The popularity of keeping pet birds as well as feeding the wild birds in your area in your backyard or garden has been steadily increasing over the last couple of years with more and more people realizing the pleasures of caring for birds.

This has increased the number of questions that we see from the bird owning and bird caring community about how they should be going about caring for birds to make sure that they are able to offer them the absolute best care possible.

A huge range of different questions about caring for birds is often asked each month but we have noticed a spike in the number of people specifically asking about specific food types that are safe to feed birds.

One of the more commonly asked ones that we have noticed being asked time and time again is if birds can eat honey or not.

Feeding birds honey is not as straight forward as some people on social media suggest and this further adds to the confusion and results in even more people reaching out and asking for clarification on giving birds honey.

This is why we have decided to publish our own article going over if you should let birds eat honey or not to try and help as many of our readers as possible who either own birds as pets or feed the wild birds in their area.

Can Birds Eat Honey?

Although honey is a natural food, it generally should not be given to birds due to their digestive systems not having evolved to be able to effectively process honey.

On top of this, honey can also contain bacteria that is harmless to humans but can result in a number of different problems in birds adding additional risks to them.

Some birds can also have problems with honey or other sticky food getting stuck in their beak too and causing even more problems making it best to just avoid giving birds honey altogether as there are suitable bird food products that are cheap and much better for birds that you should use.

So for the most part, we would not recommend that any of our readers try to feed their pet birds or the wild birds in their area honey if possible.

Now, we know that some birds “can” eat honey and that there are videos on social media of people giving their birds honey but just because these birds can eat honey, does not mean that they should eat honey.

This is one of the main problems that we see a amongst the bird owning community, people get their birds to do something that they probably shouldn’t, record it, put it on social media and then before you know it, there’s hundreds of people doing the same thing and it quickly spreads.

Is Honey Dangerous For Birds?

Honey does present some dangers for birds ranging from a potential choking hazard to honey containing bacteria that present a risk to birds.

Most birds can have issues successfully digesting honey too with it often resulting in digestive upset if birds do consume honey that can result in a messy clean up in your home.

That said, there is nothing toxic about honey for birds but we would still advise against you giving your bird honey if possible.

As we mentioned earlier in the article there are plenty of suitable bird food products on the market that you are able to use as the main staple for your birds as well as a huge number of excellent bird treats too.

There are so many suitable alternative foods for your pet bird other than honey that there is simply no need to give your bird honey in any situation.

The majority of bird foods both staple core foods as well as bird treats often working out to be cheaper than honey too so feeding your pet bird a suitable food often works out to be cheaper and more budget friendly than giving your pet bird an unsuitable food such as honey.


That concludes our article going over if birds can eat honey or not to an end.

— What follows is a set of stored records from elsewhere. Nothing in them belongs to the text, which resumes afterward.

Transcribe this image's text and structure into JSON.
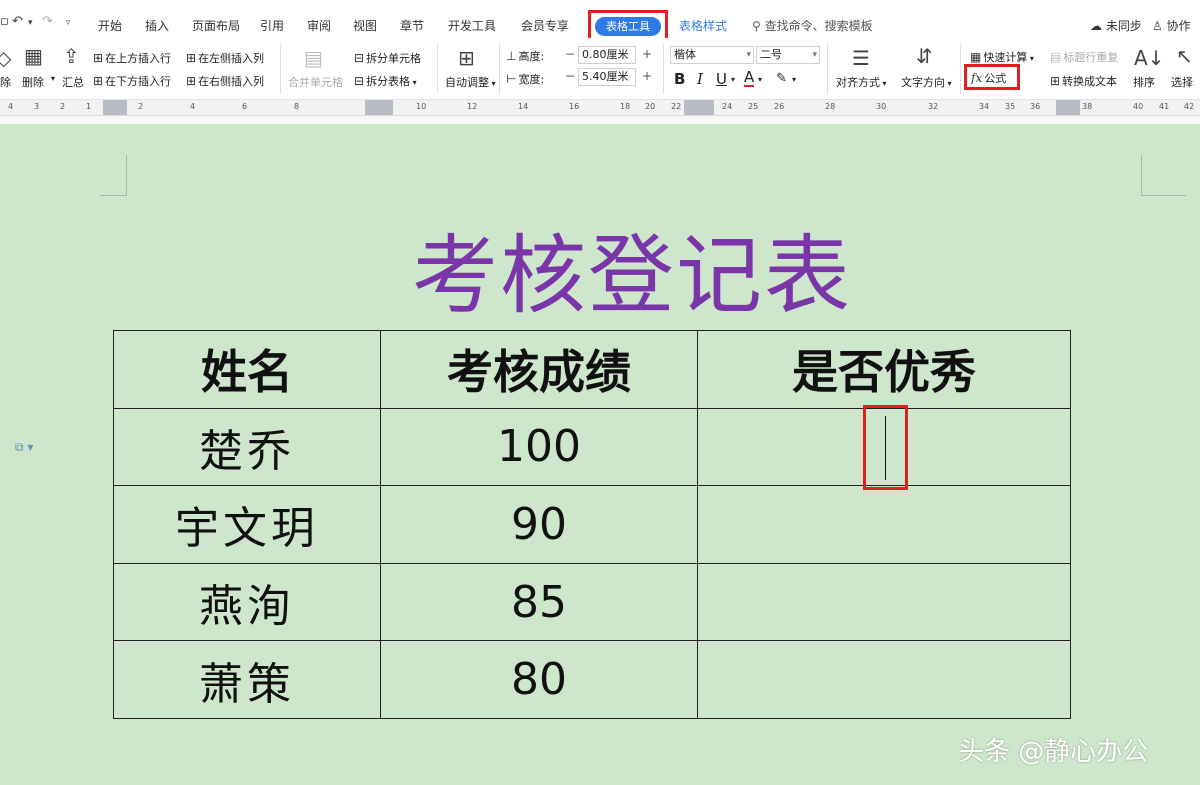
{
  "menubar": {
    "tabs": [
      "开始",
      "插入",
      "页面布局",
      "引用",
      "审阅",
      "视图",
      "章节",
      "开发工具",
      "会员专享",
      "表格工具",
      "表格样式"
    ],
    "search": "查找命令、搜索模板",
    "sync": "未同步",
    "collab": "协作"
  },
  "ribbon": {
    "clear": "除",
    "delete": "删除",
    "summary": "汇总",
    "insert_row_above": "在上方插入行",
    "insert_row_below": "在下方插入行",
    "insert_col_left": "在左侧插入列",
    "insert_col_right": "在右侧插入列",
    "merge_cells": "合并单元格",
    "split_cells": "拆分单元格",
    "split_table": "拆分表格",
    "auto_fit": "自动调整",
    "height_label": "高度:",
    "height_value": "0.80厘米",
    "width_label": "宽度:",
    "width_value": "5.40厘米",
    "font_name": "楷体",
    "font_size": "二号",
    "bold": "B",
    "italic": "I",
    "underline": "U",
    "font_color": "A",
    "align": "对齐方式",
    "text_direction": "文字方向",
    "quick_calc": "快速计算",
    "formula": "公式",
    "repeat_header": "标题行重复",
    "convert_text": "转换成文本",
    "sort": "排序",
    "select": "选择"
  },
  "ruler": {
    "numbers": [
      "4",
      "3",
      "2",
      "1",
      "2",
      "4",
      "6",
      "8",
      "10",
      "12",
      "14",
      "16",
      "18",
      "20",
      "22",
      "24",
      "25",
      "26",
      "28",
      "30",
      "32",
      "34",
      "35",
      "36",
      "38",
      "40",
      "41",
      "42"
    ]
  },
  "document": {
    "title": "考核登记表",
    "headers": [
      "姓名",
      "考核成绩",
      "是否优秀"
    ],
    "rows": [
      {
        "name": "楚乔",
        "score": "100",
        "excellent": ""
      },
      {
        "name": "宇文玥",
        "score": "90",
        "excellent": ""
      },
      {
        "name": "燕洵",
        "score": "85",
        "excellent": ""
      },
      {
        "name": "萧策",
        "score": "80",
        "excellent": ""
      }
    ]
  },
  "watermark": "头条 @静心办公",
  "colors": {
    "page_background": "#cde6cc",
    "title": "#7a35a8",
    "accent_tab": "#2f7be5",
    "highlight_box": "#e02020"
  }
}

We hope that we have been able to help our readers better understand why they should be trying to avoid giving their bird honey as a food source. It is just too risky and presents too many risks to make it worth it while also working out to be more expensive than regular bird food that offers a much better nutritional profile for birds both domesticated and wild making it a much better option than honey.